━━ Data to use ━━

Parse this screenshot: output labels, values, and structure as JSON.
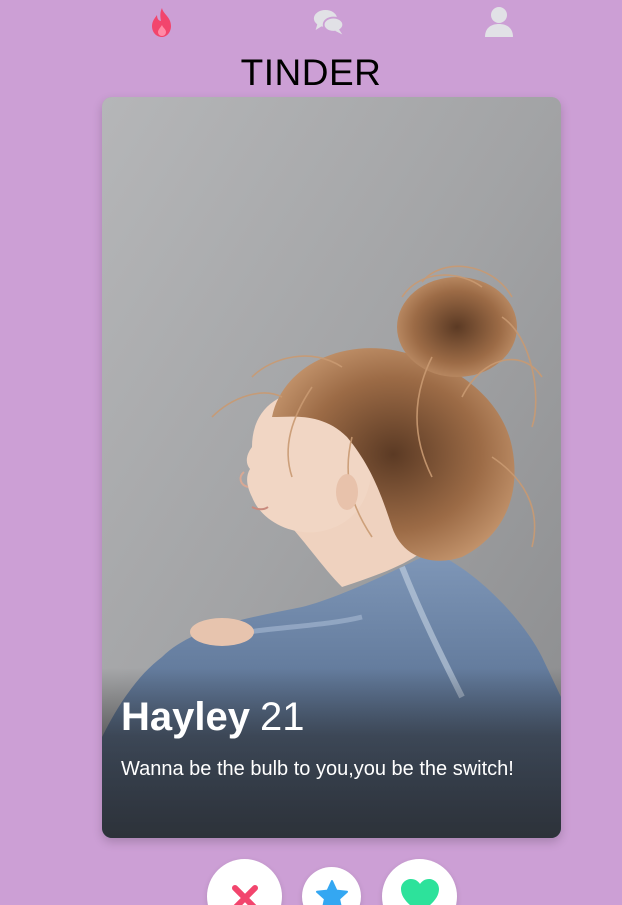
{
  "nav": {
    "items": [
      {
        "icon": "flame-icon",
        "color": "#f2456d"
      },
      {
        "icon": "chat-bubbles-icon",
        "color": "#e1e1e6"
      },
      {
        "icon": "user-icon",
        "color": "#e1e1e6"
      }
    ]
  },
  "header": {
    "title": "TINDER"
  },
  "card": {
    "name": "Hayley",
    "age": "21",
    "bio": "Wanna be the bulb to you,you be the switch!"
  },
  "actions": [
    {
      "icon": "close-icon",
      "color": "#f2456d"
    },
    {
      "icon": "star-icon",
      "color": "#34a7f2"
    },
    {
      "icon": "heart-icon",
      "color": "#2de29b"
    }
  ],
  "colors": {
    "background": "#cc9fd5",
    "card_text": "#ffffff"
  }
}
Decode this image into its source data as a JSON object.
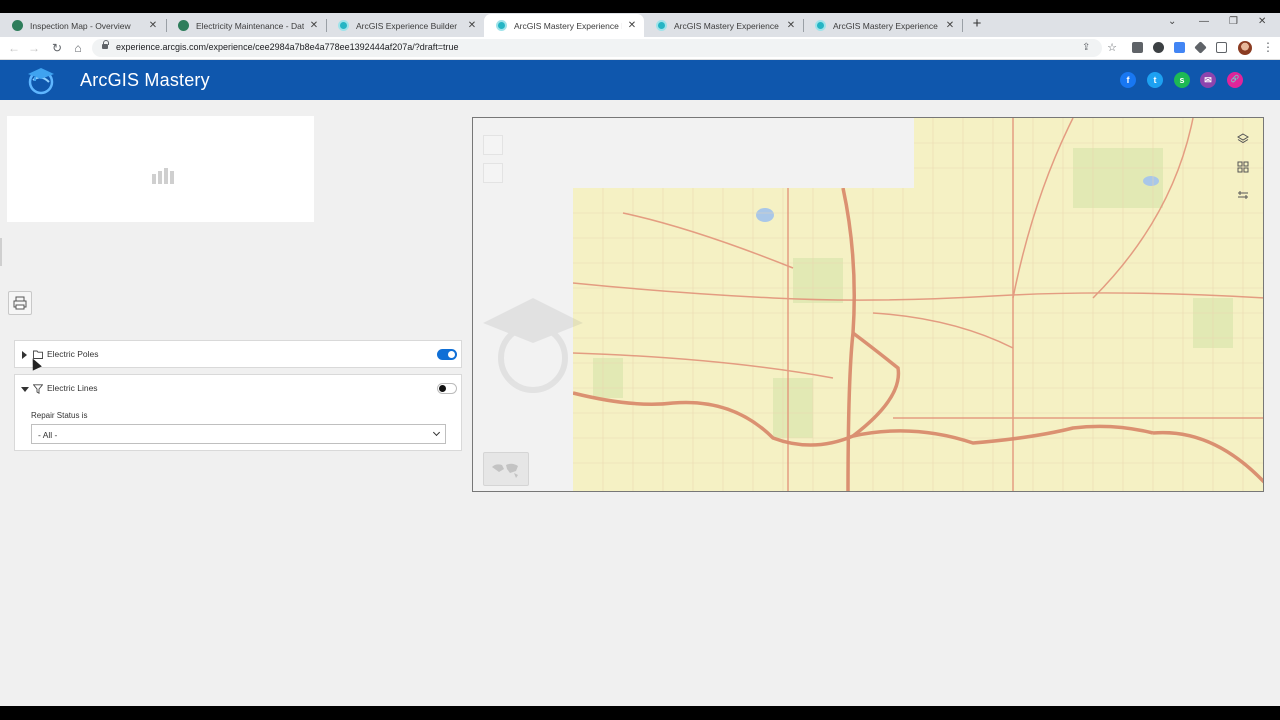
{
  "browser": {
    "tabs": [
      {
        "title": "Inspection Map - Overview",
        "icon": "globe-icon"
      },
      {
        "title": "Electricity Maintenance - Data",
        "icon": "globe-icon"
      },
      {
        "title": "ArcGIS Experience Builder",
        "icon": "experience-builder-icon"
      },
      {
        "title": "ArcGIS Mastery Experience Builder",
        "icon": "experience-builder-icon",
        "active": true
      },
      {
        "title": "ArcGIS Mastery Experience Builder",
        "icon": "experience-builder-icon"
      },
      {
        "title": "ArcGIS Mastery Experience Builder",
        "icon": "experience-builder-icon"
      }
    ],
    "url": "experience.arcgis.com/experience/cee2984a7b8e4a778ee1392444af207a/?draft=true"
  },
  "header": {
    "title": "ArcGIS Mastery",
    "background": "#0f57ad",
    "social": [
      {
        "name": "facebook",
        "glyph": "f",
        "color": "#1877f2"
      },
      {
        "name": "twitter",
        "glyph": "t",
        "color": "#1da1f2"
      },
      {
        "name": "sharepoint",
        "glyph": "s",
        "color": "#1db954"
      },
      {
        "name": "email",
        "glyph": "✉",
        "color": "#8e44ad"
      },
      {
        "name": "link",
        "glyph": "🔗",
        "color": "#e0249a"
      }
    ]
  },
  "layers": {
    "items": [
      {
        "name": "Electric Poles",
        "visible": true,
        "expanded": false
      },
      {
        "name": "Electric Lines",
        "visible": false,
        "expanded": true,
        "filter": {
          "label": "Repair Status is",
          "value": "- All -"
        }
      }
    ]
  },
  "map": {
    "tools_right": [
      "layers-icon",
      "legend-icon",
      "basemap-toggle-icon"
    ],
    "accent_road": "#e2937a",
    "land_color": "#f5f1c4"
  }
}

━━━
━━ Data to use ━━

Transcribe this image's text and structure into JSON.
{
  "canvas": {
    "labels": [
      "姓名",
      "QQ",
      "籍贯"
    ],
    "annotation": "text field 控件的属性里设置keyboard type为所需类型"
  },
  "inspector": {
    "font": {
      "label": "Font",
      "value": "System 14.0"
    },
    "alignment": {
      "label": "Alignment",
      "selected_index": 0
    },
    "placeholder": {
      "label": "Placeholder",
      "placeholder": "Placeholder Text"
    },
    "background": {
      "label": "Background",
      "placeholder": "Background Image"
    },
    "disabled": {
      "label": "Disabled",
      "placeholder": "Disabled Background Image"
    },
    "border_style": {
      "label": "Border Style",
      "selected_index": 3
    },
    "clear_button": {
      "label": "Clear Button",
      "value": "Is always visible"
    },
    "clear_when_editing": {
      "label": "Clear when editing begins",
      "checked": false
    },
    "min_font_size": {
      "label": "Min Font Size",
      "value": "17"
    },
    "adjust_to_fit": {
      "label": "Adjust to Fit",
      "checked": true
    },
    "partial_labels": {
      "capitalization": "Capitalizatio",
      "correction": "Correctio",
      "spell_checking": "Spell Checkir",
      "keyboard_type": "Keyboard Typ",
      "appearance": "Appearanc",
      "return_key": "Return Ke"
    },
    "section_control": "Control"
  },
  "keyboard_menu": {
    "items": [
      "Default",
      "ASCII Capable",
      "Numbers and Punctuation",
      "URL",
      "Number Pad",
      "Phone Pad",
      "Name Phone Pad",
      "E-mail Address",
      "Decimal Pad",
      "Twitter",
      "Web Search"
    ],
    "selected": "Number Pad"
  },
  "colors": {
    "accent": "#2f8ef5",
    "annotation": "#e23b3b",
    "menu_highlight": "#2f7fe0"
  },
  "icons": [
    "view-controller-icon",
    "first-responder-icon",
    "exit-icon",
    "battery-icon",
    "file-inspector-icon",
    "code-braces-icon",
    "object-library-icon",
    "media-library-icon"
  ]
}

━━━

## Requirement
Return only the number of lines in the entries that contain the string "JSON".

## Result of the task
3